"If anglers can just get away from the notion that the buzzbait is a warm weather bait, they'll learn that it's really an all-season bait, and it can be absolutely awesome when big bass come up to feed during a warm spell in the first months of the year."
Gear To Grab
Here are the specific rods, reels and lines Gary Klein uses when stalking big bass in February.
For fishing buzzbaits:
One of the main keys to catching bass on buzzbaits in February is to run the lure as slowly as possible across the surface, and Gary Klein offers seasoned tips for doing this.
"First, bend the bait's blades downward very slightly," Klein advises. "This helps the blades get more 'bite' and holds the bait on the surface at a slower speed."
Another tip is to use a long rod, and retrieve the bait with the rod tip held high.

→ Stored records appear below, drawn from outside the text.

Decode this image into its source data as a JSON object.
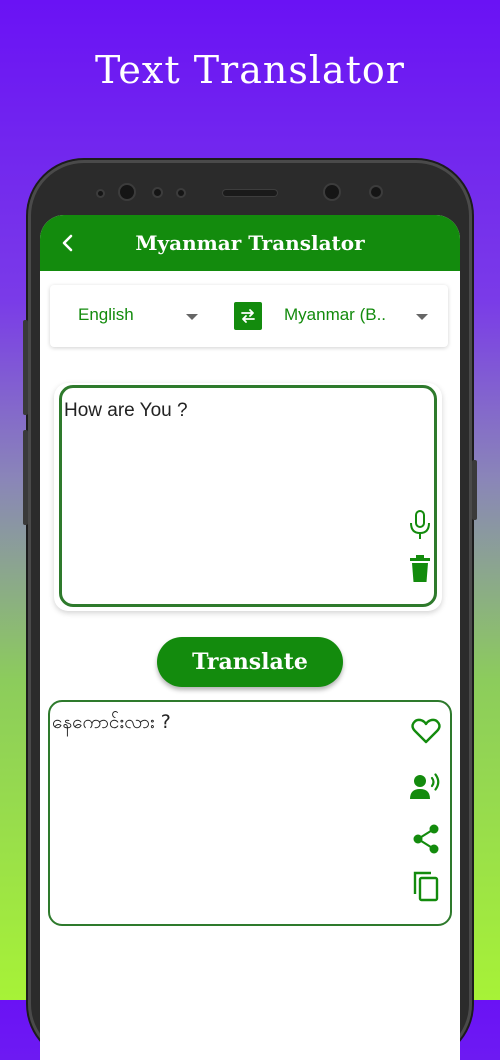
{
  "promo": {
    "title": "Text Translator"
  },
  "appbar": {
    "title": "Myanmar Translator"
  },
  "languages": {
    "source": "English",
    "target": "Myanmar (B.."
  },
  "input": {
    "text": "How are You ?"
  },
  "translate_button": {
    "label": "Translate"
  },
  "output": {
    "text": "နေကောင်းလား ?"
  },
  "colors": {
    "primary": "#138b0d",
    "border": "#2e7a2c",
    "gradient_top": "#6a12f5",
    "gradient_bottom": "#a7f237"
  },
  "icons": {
    "back": "back-arrow-icon",
    "swap": "swap-icon",
    "mic": "mic-icon",
    "delete": "trash-icon",
    "favorite": "heart-icon",
    "speak": "speaker-voice-icon",
    "share": "share-icon",
    "copy": "copy-icon"
  }
}
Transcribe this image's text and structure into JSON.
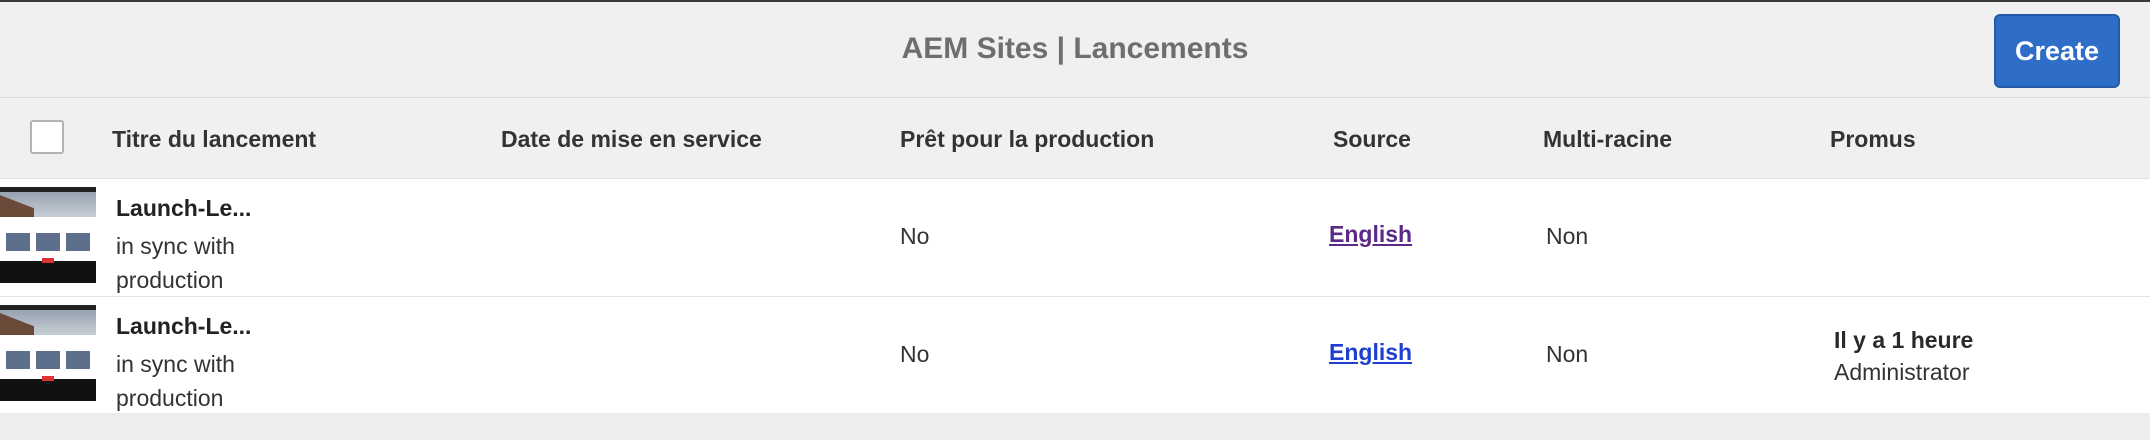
{
  "header": {
    "title": "AEM Sites | Lancements",
    "create_label": "Create"
  },
  "columns": {
    "title": "Titre du lancement",
    "live_date": "Date de mise en service",
    "production_ready": "Prêt pour la production",
    "source": "Source",
    "multi_root": "Multi-racine",
    "promoted": "Promus"
  },
  "rows": [
    {
      "title": "Launch-Le...",
      "status": "in sync with production",
      "production_ready": "No",
      "source": "English",
      "source_color": "#5b2a86",
      "multi_root": "Non",
      "promoted_time": "",
      "promoted_by": ""
    },
    {
      "title": "Launch-Le...",
      "status": "in sync with production",
      "production_ready": "No",
      "source": "English",
      "source_color": "#1f3fd1",
      "multi_root": "Non",
      "promoted_time": "Il y a 1 heure",
      "promoted_by": "Administrator"
    }
  ],
  "colors": {
    "accent": "#2f6ec8",
    "background": "#ededed"
  }
}
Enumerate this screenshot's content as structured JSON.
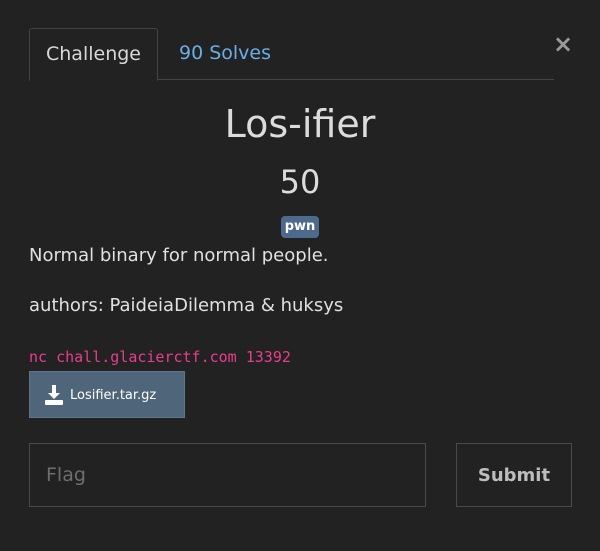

This provides lift at the bait's eye that, again, helps keep the bait up.
Klein stresses, "The whole deal is to reel the bait just fast enough to pull it on the surface but no faster than you have to. Bass in cold water can be sluggish, and you need to run the bait slowly and on a steady track to give them plenty of time to home in on it and strike it."
Flipping Takes Tight-to-Cover Bass
Gary Klein says during a warming trend in February, some bass will be in shallow water. The question is, will they be around cover or in cover?
Klein catches "around cover" bass on the buzzbait. However, if this surface runner isn't producing action, he assumes the fish are "in cover," and he switches to a flipping presentation.
"I'll fish the same areas with both baits. I'll just fish a lot tighter and slower when I'm flipping," he explains. "I'll use a black/blue jig (1/2-ounce Spro K-Finesse Wide Bite) and a 4-inch Berkley Chigger Craw trailer, and I'll work it very tight to brush, logs and other likely cover.
"Actually, a lot of days I'll start out flipping in the morning when the water's colder, then I'll change to a buzzbait later on after the water warms up and the bass become more active," Klein adds.
Before You Go
Here is a list of chores Gary Klein accomplishes before going buzzbaiting for bass in February.